When Na Ling Ton, the baby of the family, turned two, he began at the GCA Early Childhood Development Centre. Tin Tin Oo now has work. The family’s circumstances have indeed changed and Tin Tin Oo is grateful to GCA and the way they have helped her family.
As she has said, loudly and clearly: “The best place for my children and for me is together.”
Acknowledging Wider Contexts
I have not explored here how COVID-19 has impacted on the lives of people in Mae Sot. Whilst cases have been minimal there have been lockdowns and isolation and an effect on the local economy and work opportunities such as migrant work and tourism have been affected. The military coup in Myanmar has affected border communities and our thoughts are also with the people of Myanmar in this violent and tragic situation.
*Names have been changed to protect and respect the individual’s privacy.
Helen Rainger lives in Australia. She is a retired teacher with an interest in global politics and humanitarian and social justice concerns. She is President of the Australian organisation, Palestine Israel Ecumenical Network.

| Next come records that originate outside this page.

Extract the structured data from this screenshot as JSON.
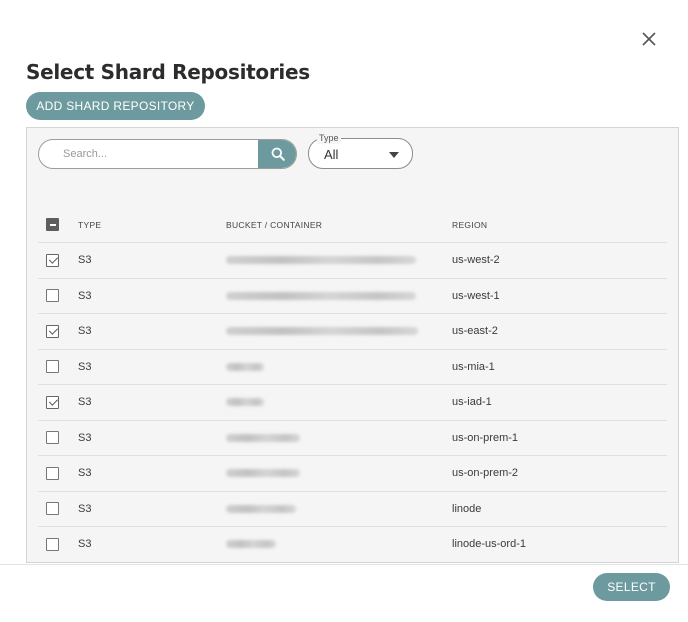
{
  "dialog": {
    "title": "Select Shard Repositories",
    "close_icon": "close-icon"
  },
  "toolbar": {
    "add_label": "ADD SHARD REPOSITORY"
  },
  "search": {
    "placeholder": "Search...",
    "value": "",
    "icon": "search-icon"
  },
  "type_filter": {
    "legend": "Type",
    "selected": "All"
  },
  "table": {
    "columns": [
      "TYPE",
      "BUCKET / CONTAINER",
      "REGION"
    ],
    "header_checkbox_state": "indeterminate",
    "rows": [
      {
        "checked": true,
        "type": "S3",
        "region": "us-west-2"
      },
      {
        "checked": false,
        "type": "S3",
        "region": "us-west-1"
      },
      {
        "checked": true,
        "type": "S3",
        "region": "us-east-2"
      },
      {
        "checked": false,
        "type": "S3",
        "region": "us-mia-1"
      },
      {
        "checked": true,
        "type": "S3",
        "region": "us-iad-1"
      },
      {
        "checked": false,
        "type": "S3",
        "region": "us-on-prem-1"
      },
      {
        "checked": false,
        "type": "S3",
        "region": "us-on-prem-2"
      },
      {
        "checked": false,
        "type": "S3",
        "region": "linode"
      },
      {
        "checked": false,
        "type": "S3",
        "region": "linode-us-ord-1"
      }
    ]
  },
  "footer": {
    "select_label": "SELECT"
  },
  "colors": {
    "accent": "#6d9a9f"
  }
}
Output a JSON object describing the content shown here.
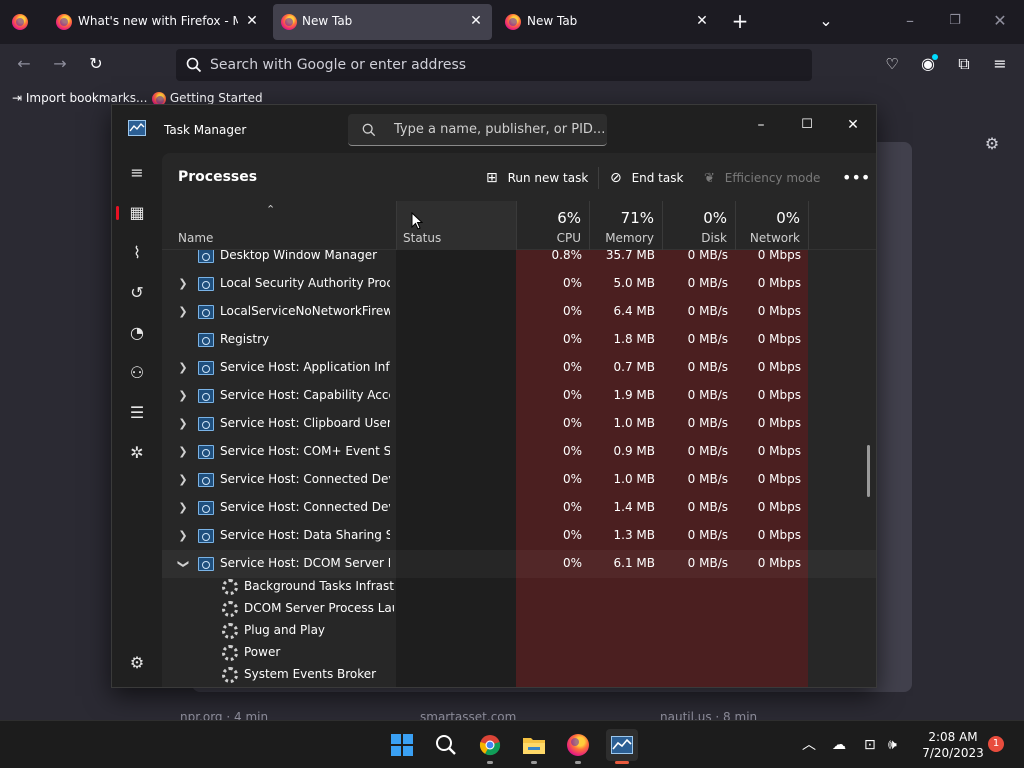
{
  "browser": {
    "tabs": [
      {
        "title": "What's new with Firefox - More"
      },
      {
        "title": "New Tab"
      },
      {
        "title": "New Tab"
      }
    ],
    "address_placeholder": "Search with Google or enter address",
    "bookmarks": [
      "Import bookmarks...",
      "Getting Started"
    ],
    "snippets": [
      "npr.org · 4 min",
      "smartasset.com",
      "nautil.us · 8 min"
    ]
  },
  "task_manager": {
    "title": "Task Manager",
    "search_placeholder": "Type a name, publisher, or PID...",
    "heading": "Processes",
    "commands": {
      "run": "Run new task",
      "end": "End task",
      "efficiency": "Efficiency mode"
    },
    "columns": {
      "name": "Name",
      "status": "Status",
      "cpu": {
        "pct": "6%",
        "label": "CPU"
      },
      "memory": {
        "pct": "71%",
        "label": "Memory"
      },
      "disk": {
        "pct": "0%",
        "label": "Disk"
      },
      "network": {
        "pct": "0%",
        "label": "Network"
      }
    },
    "rows": [
      {
        "name": "Desktop Window Manager",
        "cpu": "0.8%",
        "memory": "35.7 MB",
        "disk": "0 MB/s",
        "network": "0 Mbps"
      },
      {
        "name": "Local Security Authority Proce...",
        "cpu": "0%",
        "memory": "5.0 MB",
        "disk": "0 MB/s",
        "network": "0 Mbps"
      },
      {
        "name": "LocalServiceNoNetworkFirewa...",
        "cpu": "0%",
        "memory": "6.4 MB",
        "disk": "0 MB/s",
        "network": "0 Mbps"
      },
      {
        "name": "Registry",
        "cpu": "0%",
        "memory": "1.8 MB",
        "disk": "0 MB/s",
        "network": "0 Mbps"
      },
      {
        "name": "Service Host: Application Infor...",
        "cpu": "0%",
        "memory": "0.7 MB",
        "disk": "0 MB/s",
        "network": "0 Mbps"
      },
      {
        "name": "Service Host: Capability Acces...",
        "cpu": "0%",
        "memory": "1.9 MB",
        "disk": "0 MB/s",
        "network": "0 Mbps"
      },
      {
        "name": "Service Host: Clipboard User S...",
        "cpu": "0%",
        "memory": "1.0 MB",
        "disk": "0 MB/s",
        "network": "0 Mbps"
      },
      {
        "name": "Service Host: COM+ Event Sys...",
        "cpu": "0%",
        "memory": "0.9 MB",
        "disk": "0 MB/s",
        "network": "0 Mbps"
      },
      {
        "name": "Service Host: Connected Devi...",
        "cpu": "0%",
        "memory": "1.0 MB",
        "disk": "0 MB/s",
        "network": "0 Mbps"
      },
      {
        "name": "Service Host: Connected Devi...",
        "cpu": "0%",
        "memory": "1.4 MB",
        "disk": "0 MB/s",
        "network": "0 Mbps"
      },
      {
        "name": "Service Host: Data Sharing Ser...",
        "cpu": "0%",
        "memory": "1.3 MB",
        "disk": "0 MB/s",
        "network": "0 Mbps"
      },
      {
        "name": "Service Host: DCOM Server Pr...",
        "cpu": "0%",
        "memory": "6.1 MB",
        "disk": "0 MB/s",
        "network": "0 Mbps"
      }
    ],
    "children": [
      "Background Tasks Infrastr...",
      "DCOM Server Process Lau...",
      "Plug and Play",
      "Power",
      "System Events Broker"
    ]
  },
  "taskbar": {
    "time": "2:08 AM",
    "date": "7/20/2023",
    "notifications": "1"
  }
}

Helen travelled to Mae Sot in January 2020.
Notes from the SFAC team
Our work with GCA has involved the following:
- In person visits in Thailand including advocacy, training and therapeutic workshops with GCA and other members of the community.
- In person visits in the USA including providing training to social workers considering volunteering overseas
- Ongoing online consultation
- Protective Behaviours Foundation Course
The various methods of training have covered some of the following topics:
- What children need to thrive
- Family care options and why orphanages should not be the “Go To” solution when it comes to caring for vulnerable children
- How carers can build strong and healthy relationships with children
- The impact of trauma
- Setting up and running a foster care programme
- Using Protective Behaviours to support children and families
- Burnout prevention amongst staff